Big offices are like big government: Lots of people, lots of egos, and lots of jockeying for position. It's all a game, and you'd better get good at playing it if you want to advance your career. So says Penelope Trunk, who offers some tough-love advice on mastering office politics, including:
Don't rely on your job competence There is great research to show that people value social skills at work more than they value job skills. Here's a clear example: People would rather work with someone who is likable and incompetent than someone who is competent but a not likable . And when someone is a jerk, people start thinking the person is less competent, whether it's actually true or not.Trunk also recommends being nice, staying true to yourself, and even blaming yourself when things aren't going well. What do you think? Have you mastered the political game in your office? If so, how'd you do it?

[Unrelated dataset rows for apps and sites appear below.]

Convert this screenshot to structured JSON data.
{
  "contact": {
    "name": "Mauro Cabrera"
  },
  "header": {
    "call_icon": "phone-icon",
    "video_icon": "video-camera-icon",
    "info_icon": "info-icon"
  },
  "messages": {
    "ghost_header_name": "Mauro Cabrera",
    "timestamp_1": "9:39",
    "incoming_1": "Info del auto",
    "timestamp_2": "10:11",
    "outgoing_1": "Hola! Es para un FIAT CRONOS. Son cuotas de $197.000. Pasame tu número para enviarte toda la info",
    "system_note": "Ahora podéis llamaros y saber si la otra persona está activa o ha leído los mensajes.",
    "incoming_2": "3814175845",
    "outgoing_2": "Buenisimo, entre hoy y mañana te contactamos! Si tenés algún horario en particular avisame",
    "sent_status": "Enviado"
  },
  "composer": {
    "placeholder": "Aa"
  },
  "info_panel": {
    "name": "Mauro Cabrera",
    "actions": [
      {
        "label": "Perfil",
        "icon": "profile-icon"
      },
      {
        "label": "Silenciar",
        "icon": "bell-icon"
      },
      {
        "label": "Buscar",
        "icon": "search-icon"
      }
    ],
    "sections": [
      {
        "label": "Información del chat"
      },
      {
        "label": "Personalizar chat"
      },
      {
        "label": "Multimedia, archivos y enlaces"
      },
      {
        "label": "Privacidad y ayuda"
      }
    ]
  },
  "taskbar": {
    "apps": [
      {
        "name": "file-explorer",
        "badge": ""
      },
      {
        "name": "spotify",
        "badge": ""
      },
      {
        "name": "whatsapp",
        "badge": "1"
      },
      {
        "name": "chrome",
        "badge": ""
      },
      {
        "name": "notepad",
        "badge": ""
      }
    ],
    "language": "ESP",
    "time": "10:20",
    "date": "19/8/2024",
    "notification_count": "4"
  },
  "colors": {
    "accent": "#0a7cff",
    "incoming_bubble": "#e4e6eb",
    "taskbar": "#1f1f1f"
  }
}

What does this mean for you? Stop saying that you don't have time for office politics. Because office politics is really about being likable, and the best way to look competent at work is not to do good work as much as to be likable. So let some of the details go, get rid of your perfectionist tendencies, (which will probably eventually make you a depressive anyway) and start wandering around your office getting to know people.